At the 90-day mark, the new employee should be able to say that they made the right decision by accepting the offer at the company.
A check-in with their manager is also common at this milestone. Here, performance objectives are evaluated which can give both parties the opportunity to determine whether there is a good employee-employer fit. Not only is it important that employees are able to produce the results that are expected, but also that they are fitting in with their team and with the values of the organization.
This also a good time to collect feedback about their onboarding experience once again. After learning more about the organization, they may be able to better give suggestions on how to improve the onboarding process moving forward.
Reasons to Extend your Onboarding Program
Many businesses still believe that once an agreement is signed, their new employee‘s loyalty is guaranteed. This traditional mindset no longer applies to new-generation talent. To properly integrate today’s talent into the culture, a strong onboarding procedure is required.

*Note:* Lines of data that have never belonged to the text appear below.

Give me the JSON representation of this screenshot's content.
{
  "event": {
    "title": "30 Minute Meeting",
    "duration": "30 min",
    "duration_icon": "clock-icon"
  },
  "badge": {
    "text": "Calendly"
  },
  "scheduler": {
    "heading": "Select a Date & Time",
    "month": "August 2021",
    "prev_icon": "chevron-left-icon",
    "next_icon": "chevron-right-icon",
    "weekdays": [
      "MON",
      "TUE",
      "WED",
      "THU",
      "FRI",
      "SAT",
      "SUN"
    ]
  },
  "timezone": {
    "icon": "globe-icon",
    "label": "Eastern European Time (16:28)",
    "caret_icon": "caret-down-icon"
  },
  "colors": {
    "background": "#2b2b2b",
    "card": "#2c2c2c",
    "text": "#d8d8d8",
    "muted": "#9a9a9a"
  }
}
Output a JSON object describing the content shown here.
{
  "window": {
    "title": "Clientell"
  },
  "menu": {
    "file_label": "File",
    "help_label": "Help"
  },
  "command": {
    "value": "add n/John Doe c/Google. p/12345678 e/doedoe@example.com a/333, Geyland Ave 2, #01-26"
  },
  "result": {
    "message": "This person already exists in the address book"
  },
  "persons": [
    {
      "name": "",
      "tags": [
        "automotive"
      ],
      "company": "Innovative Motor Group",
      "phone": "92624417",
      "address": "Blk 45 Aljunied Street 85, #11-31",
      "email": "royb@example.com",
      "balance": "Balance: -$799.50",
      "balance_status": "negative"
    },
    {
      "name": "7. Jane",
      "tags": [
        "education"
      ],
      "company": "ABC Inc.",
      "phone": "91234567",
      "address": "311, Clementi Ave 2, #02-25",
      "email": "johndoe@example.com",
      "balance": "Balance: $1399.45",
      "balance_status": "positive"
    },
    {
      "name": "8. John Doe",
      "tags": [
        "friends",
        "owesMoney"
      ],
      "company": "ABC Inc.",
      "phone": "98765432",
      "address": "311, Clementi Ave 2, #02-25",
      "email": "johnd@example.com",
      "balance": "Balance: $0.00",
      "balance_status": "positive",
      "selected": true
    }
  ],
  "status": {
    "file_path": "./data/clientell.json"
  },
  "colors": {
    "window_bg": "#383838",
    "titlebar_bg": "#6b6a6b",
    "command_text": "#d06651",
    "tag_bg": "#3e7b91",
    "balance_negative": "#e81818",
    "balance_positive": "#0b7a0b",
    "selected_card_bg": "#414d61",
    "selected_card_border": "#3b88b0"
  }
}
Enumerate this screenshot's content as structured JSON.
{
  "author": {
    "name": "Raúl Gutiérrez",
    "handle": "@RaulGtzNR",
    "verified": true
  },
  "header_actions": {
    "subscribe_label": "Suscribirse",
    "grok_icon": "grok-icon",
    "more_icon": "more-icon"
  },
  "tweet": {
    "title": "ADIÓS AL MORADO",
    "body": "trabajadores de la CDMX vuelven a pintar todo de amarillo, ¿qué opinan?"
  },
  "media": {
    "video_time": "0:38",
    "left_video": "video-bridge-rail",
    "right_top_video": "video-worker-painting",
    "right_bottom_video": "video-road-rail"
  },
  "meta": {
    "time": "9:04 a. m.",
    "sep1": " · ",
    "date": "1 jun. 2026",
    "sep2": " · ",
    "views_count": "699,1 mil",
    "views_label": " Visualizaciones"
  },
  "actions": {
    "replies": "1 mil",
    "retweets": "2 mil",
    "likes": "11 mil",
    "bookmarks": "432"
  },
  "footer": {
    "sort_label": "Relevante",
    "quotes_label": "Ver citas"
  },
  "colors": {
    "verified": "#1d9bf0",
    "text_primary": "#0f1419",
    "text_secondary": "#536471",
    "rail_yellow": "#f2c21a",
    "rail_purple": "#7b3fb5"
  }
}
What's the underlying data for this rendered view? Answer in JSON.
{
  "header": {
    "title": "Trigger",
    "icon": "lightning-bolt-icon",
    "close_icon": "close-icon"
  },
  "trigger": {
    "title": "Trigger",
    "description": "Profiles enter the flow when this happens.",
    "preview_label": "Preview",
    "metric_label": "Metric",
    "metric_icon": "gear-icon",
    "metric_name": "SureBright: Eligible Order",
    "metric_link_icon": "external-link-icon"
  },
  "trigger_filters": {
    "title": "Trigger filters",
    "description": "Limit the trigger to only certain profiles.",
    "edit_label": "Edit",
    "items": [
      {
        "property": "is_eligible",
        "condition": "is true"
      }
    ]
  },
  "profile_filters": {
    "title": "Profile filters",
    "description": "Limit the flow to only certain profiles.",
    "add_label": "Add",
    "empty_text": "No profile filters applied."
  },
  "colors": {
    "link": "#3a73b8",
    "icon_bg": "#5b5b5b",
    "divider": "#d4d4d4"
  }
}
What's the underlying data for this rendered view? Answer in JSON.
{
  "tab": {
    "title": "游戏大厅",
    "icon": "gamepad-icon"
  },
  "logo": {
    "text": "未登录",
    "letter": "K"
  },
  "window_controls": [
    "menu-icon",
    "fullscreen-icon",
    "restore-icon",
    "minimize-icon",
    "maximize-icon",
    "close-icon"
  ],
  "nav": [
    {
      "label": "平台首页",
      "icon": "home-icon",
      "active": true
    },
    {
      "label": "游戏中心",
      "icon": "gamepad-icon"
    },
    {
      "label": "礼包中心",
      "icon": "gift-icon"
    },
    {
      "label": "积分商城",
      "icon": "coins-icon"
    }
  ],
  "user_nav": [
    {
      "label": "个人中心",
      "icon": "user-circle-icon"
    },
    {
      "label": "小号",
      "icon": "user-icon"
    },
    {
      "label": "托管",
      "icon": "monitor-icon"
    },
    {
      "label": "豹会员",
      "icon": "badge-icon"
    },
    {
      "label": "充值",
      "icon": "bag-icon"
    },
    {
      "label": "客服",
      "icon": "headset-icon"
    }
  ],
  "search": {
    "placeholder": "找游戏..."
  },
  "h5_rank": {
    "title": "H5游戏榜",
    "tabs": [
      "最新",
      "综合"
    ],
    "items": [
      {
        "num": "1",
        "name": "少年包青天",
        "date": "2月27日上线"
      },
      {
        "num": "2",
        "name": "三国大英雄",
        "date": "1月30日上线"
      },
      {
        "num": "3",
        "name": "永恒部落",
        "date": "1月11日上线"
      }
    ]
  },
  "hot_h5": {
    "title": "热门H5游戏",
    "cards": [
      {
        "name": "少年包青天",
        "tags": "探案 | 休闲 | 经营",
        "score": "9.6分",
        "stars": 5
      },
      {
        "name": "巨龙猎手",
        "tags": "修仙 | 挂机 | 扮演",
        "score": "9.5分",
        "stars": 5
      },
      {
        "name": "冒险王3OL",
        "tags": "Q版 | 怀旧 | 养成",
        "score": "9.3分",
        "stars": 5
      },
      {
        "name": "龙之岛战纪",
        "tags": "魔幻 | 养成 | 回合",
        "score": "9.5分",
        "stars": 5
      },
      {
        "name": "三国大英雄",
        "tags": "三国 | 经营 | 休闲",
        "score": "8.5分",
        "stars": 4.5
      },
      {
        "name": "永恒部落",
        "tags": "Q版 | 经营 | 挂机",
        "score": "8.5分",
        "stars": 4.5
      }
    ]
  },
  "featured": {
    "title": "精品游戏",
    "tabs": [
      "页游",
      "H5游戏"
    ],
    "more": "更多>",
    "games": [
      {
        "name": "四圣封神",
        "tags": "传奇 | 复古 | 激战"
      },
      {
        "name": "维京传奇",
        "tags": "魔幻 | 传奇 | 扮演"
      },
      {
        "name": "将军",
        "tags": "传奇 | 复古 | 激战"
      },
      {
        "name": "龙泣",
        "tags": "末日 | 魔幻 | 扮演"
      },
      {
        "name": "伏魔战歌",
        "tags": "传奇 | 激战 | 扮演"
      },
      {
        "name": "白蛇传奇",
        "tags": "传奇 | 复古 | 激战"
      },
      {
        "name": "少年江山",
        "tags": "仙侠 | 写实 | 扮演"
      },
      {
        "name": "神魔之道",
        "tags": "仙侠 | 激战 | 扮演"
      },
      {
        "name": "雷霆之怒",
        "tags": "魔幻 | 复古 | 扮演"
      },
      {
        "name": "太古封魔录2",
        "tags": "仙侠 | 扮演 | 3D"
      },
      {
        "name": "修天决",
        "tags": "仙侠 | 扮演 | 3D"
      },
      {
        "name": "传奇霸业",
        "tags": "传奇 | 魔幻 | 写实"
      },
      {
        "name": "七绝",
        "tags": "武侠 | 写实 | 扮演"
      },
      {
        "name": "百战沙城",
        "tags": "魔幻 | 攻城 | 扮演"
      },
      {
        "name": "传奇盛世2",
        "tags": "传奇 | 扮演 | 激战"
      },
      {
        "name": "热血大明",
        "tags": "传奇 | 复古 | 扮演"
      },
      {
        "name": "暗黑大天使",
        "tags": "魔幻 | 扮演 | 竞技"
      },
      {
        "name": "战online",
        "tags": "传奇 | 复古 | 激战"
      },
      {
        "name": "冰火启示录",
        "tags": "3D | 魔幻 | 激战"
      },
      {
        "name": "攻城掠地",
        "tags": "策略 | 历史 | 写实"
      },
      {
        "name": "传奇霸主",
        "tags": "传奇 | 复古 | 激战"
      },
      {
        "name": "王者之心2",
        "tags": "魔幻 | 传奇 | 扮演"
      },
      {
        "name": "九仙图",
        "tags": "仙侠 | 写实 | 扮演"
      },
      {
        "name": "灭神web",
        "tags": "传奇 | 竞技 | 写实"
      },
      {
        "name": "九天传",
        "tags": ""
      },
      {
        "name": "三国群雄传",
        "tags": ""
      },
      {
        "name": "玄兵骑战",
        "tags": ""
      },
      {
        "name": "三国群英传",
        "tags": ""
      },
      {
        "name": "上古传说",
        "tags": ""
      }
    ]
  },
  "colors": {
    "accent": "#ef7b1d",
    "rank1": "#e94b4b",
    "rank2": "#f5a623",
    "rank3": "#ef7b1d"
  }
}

From recent findings, we discovered that 9% of the new hires change their mind and resign due to poor onboarding. These statistics directly reflect the poor onboarding process of the company and therefore companies require an extended onboarding program for the new recruits. Some of the major key points include:
Training and development
Shaping the company culture
Innovative Onboarding Technology
An internationally scattered workforce, mass recruiting, and rising recruitment costs are all changing how companies handle employee onboarding. All of these issues have compelled businesses to take a more creative and participatory approach to onboard.
PeopleSpheres is a single-portal Employee Experience Platform (EXP) that combines all HR tools. This software creates a seamless process of new onboarding for businesses in a very comprehensive manner. It will let you consolidate all your data in one platform. Through this talent management, information seeking will be facilitated as you won’t have to be dependent on finding information on each individual software. Through this platform, you will be able to obtain data of all new employees through one source.
Simplifying tasks: You can quickly supply all you need to convey with a new recruit even before their first day using a centralized HR portal. This includes forms to complete, personal information to supply, and any introductory materials needed to get them acquainted with the organization. You can also eliminate administrative duties that are repetitious and reward compliance. At the same time, more openness and cooperation among employees, managers, and HR may be established.
Tools for communication: You may send welcome messages, information on incentives, and resources to acquaint them with your organization even before the first day. You may go effortlessly from onboarding to the training period of an employee’s journey, which might last well beyond their first day on the job.
Learning and skills management: Maintain contact with workers throughout their first several months on the job. Provide all essential training, certifications, feedback questionnaires, one-on-one meetings and management follow-ups.
Every step of the onboarding process can indeed be effectively and carefully carried out every time a new team member is welcomed to the business with all of your HR tools unified into a single platform which can be observed in PeopleSpheres. Through a human-resources software, one can automate and enroll new staff instantly without having to compute every information to each system.
The advent of the fast-paced nature of the business world has made it more difficult to reduce new-hire downtime, and due to increased competition, organizations must get people through new employee orientation and into operation as quickly as possible. While speedier onboarding may provide a competitive edge to IT organizations, employees benefit more by being onboarded with more organization in their performance management.
We’ve answered the question of how long onboarding should take. But the main idea is for you to go beyond the paperwork and checking off tasks on an onboarding checklist. It is important that you provide a positive onboarding experience for your workers which will in turn save money on turnover costs and create a happy and productive workplace.